(Source data)
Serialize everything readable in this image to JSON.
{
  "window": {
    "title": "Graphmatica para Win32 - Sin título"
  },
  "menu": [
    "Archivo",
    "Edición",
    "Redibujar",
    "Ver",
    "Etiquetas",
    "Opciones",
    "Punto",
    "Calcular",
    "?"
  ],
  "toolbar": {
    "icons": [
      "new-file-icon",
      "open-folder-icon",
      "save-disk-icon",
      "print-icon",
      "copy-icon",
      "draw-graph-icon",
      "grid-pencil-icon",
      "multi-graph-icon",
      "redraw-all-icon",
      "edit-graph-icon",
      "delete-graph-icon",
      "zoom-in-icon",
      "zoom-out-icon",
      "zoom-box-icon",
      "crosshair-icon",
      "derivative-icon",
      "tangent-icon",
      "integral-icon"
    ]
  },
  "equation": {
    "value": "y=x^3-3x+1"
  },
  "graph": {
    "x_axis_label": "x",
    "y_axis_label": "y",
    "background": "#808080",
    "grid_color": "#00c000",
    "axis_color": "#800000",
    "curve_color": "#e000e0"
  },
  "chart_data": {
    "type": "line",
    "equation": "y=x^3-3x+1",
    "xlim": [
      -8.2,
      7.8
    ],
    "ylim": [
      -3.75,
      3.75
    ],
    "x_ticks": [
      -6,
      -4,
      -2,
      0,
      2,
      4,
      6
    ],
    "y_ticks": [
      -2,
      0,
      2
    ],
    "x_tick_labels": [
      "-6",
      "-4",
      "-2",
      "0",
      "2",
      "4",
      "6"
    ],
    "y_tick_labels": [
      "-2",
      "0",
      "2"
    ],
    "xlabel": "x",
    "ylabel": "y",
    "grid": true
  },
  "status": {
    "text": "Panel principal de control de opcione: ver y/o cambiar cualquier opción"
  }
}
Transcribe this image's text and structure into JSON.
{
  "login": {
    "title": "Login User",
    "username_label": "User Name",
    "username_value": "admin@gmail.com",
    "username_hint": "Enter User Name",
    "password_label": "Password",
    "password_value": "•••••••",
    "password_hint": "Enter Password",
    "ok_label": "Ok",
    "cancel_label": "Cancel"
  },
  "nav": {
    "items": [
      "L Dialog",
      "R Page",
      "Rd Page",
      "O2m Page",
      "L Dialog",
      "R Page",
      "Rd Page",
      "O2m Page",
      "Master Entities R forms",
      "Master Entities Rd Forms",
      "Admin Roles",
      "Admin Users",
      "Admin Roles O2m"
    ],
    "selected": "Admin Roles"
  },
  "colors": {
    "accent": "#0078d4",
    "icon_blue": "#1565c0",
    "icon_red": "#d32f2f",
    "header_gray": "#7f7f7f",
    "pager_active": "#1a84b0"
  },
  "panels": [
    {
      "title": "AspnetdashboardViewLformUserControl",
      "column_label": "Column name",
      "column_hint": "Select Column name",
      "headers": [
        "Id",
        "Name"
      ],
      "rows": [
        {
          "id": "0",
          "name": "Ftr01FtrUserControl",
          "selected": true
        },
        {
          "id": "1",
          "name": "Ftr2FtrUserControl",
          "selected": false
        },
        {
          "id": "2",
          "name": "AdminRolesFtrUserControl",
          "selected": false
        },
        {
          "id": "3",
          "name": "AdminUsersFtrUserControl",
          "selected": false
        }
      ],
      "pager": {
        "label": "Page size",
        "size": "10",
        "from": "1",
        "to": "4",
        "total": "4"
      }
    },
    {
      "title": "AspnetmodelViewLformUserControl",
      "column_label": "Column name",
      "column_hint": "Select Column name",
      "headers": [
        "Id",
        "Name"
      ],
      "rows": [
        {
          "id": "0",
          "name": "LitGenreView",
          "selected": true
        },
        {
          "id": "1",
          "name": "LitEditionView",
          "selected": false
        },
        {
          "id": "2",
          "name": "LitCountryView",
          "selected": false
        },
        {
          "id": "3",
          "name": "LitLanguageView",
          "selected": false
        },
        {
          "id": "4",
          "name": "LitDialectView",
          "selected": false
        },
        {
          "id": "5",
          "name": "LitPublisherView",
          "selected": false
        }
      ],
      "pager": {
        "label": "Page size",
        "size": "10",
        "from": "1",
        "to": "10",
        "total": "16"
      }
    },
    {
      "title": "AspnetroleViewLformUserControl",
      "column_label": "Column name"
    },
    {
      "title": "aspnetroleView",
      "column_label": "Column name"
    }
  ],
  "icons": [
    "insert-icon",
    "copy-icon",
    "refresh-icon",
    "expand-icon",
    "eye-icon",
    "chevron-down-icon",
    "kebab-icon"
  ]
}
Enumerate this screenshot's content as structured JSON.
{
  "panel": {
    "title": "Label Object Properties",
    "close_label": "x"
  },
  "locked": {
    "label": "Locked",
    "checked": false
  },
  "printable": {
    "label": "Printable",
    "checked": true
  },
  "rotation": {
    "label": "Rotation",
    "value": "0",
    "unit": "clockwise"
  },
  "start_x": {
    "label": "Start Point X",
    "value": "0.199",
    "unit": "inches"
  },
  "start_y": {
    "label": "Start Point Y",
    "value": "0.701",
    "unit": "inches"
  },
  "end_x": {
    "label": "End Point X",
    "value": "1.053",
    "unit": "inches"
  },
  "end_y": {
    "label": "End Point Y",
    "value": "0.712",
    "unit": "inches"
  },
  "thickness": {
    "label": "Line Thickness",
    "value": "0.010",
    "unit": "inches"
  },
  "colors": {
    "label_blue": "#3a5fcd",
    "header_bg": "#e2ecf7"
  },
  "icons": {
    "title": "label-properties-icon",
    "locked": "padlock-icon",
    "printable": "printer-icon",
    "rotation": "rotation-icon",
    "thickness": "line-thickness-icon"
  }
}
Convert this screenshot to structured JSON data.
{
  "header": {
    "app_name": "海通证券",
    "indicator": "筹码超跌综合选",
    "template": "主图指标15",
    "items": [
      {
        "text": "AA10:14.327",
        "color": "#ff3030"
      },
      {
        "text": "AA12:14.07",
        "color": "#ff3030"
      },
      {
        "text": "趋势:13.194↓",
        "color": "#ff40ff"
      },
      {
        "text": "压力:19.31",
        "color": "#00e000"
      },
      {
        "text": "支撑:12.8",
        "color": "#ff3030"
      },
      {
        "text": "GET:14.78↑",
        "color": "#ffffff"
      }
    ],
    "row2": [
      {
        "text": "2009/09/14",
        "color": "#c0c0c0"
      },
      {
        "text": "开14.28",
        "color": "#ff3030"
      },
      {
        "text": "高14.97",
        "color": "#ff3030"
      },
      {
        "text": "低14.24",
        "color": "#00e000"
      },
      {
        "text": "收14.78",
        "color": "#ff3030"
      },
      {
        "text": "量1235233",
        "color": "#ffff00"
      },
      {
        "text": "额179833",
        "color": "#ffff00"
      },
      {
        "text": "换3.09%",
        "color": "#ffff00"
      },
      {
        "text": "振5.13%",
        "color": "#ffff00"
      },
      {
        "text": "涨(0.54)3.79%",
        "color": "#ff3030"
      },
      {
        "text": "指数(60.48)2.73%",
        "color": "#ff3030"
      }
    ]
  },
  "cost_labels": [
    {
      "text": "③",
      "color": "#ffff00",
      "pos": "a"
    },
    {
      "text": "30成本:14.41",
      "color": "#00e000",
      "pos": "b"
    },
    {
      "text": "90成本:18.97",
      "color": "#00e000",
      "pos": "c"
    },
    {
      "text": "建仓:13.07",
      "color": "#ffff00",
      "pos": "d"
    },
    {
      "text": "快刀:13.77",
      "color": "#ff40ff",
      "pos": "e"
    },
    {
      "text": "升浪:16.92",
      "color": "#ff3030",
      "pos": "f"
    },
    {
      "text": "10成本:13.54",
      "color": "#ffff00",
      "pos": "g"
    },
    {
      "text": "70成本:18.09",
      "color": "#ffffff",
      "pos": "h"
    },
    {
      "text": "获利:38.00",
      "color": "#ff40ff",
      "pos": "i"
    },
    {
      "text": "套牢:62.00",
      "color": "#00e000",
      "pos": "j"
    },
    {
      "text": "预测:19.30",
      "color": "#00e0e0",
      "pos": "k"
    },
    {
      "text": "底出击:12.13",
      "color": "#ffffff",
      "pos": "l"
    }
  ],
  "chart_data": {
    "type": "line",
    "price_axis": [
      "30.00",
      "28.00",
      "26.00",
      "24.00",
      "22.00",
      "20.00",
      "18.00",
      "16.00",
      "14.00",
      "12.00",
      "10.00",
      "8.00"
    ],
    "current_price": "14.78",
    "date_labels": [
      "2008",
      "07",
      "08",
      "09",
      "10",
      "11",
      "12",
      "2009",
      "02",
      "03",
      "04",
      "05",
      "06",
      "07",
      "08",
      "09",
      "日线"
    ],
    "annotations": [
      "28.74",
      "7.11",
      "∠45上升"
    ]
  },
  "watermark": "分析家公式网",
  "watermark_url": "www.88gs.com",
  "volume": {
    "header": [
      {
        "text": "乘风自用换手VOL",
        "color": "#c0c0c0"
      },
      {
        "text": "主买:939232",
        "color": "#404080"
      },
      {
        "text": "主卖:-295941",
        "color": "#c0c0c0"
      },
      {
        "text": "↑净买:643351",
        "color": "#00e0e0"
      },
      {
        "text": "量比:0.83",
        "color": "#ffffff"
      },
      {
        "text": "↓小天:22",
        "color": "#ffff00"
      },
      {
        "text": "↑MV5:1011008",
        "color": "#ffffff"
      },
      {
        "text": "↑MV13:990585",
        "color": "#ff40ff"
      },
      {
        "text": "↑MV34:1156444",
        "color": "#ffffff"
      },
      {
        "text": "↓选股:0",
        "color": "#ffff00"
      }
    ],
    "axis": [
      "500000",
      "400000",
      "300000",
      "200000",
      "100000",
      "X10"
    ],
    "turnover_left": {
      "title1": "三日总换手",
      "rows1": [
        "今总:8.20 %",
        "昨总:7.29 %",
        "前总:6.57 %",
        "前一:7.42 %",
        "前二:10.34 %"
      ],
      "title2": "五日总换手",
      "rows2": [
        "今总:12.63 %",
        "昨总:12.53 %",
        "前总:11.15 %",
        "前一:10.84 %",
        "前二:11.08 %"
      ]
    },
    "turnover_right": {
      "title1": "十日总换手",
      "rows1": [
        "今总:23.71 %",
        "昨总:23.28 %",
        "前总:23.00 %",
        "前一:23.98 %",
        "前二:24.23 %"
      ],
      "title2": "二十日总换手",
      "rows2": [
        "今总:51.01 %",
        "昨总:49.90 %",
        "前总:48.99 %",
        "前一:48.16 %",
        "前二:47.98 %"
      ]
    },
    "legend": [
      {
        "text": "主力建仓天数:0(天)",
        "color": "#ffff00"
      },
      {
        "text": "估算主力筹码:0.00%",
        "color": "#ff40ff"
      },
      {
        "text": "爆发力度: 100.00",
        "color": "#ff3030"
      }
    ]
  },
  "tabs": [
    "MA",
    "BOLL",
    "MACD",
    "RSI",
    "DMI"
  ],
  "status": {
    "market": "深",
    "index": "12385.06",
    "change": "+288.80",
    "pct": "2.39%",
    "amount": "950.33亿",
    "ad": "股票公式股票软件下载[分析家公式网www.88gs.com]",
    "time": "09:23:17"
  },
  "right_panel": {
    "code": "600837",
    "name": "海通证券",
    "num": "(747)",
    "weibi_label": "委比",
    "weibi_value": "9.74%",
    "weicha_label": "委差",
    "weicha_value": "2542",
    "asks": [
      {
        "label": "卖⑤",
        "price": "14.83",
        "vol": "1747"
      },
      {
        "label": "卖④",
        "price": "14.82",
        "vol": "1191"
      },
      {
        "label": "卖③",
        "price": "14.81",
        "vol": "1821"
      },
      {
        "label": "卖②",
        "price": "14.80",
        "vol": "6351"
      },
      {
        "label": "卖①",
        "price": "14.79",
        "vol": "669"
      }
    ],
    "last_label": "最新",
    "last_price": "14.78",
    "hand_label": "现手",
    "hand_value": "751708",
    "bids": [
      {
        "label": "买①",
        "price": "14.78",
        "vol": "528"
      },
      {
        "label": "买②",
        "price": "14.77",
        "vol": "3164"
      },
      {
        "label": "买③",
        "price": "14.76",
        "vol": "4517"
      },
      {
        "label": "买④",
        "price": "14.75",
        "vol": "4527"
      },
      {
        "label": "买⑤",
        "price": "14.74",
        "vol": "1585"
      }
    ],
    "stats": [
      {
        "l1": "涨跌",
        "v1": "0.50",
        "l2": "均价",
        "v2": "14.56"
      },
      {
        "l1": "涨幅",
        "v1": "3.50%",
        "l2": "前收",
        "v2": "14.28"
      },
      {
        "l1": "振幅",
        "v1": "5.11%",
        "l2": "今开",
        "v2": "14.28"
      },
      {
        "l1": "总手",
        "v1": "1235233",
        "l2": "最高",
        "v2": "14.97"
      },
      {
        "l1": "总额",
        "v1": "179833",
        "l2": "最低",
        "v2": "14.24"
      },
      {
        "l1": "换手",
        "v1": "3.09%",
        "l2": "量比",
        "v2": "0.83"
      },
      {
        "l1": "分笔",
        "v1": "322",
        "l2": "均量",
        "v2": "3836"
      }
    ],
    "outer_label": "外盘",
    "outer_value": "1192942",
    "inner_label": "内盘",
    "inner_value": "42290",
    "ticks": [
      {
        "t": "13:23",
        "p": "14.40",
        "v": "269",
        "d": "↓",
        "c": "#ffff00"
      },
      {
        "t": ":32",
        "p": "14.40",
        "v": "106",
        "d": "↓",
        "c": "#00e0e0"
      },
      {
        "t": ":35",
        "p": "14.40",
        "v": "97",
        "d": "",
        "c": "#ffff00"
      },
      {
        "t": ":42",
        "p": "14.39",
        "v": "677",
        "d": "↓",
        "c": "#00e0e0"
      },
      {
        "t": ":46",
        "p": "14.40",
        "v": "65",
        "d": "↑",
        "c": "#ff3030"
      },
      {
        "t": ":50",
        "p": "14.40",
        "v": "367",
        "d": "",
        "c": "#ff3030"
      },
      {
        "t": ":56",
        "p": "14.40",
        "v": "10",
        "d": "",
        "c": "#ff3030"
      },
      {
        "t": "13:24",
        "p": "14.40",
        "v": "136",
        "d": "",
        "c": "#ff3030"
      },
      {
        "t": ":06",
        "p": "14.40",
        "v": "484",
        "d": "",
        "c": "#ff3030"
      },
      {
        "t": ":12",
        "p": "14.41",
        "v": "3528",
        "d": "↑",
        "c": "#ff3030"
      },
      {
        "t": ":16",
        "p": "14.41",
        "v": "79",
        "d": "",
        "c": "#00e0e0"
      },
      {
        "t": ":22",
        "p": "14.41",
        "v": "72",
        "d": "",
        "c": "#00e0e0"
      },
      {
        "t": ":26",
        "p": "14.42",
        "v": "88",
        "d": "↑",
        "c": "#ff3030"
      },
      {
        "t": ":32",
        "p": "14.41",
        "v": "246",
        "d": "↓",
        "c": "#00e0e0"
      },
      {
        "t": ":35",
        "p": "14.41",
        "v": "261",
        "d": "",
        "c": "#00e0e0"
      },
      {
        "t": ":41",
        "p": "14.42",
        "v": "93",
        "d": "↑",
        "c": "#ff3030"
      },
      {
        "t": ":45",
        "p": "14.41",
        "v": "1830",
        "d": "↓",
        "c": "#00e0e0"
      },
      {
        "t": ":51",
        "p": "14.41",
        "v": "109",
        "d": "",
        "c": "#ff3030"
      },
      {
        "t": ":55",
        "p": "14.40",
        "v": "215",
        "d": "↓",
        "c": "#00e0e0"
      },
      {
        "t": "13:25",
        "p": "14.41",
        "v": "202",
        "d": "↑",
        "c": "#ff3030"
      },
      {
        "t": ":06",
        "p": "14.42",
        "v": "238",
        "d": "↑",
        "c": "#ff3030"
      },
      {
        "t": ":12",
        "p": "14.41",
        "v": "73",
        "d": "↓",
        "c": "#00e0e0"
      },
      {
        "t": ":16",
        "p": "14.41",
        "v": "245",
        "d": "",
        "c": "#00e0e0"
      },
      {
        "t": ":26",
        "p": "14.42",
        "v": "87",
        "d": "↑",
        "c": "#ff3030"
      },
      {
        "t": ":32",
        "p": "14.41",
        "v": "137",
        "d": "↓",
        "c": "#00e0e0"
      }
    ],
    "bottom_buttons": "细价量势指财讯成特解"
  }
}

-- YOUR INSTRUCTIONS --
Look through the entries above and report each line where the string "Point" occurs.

-- TASK OUTPUT --
    "label": "Start Point X",
    "label": "Start Point Y",
    "label": "End Point X",
    "label": "End Point Y",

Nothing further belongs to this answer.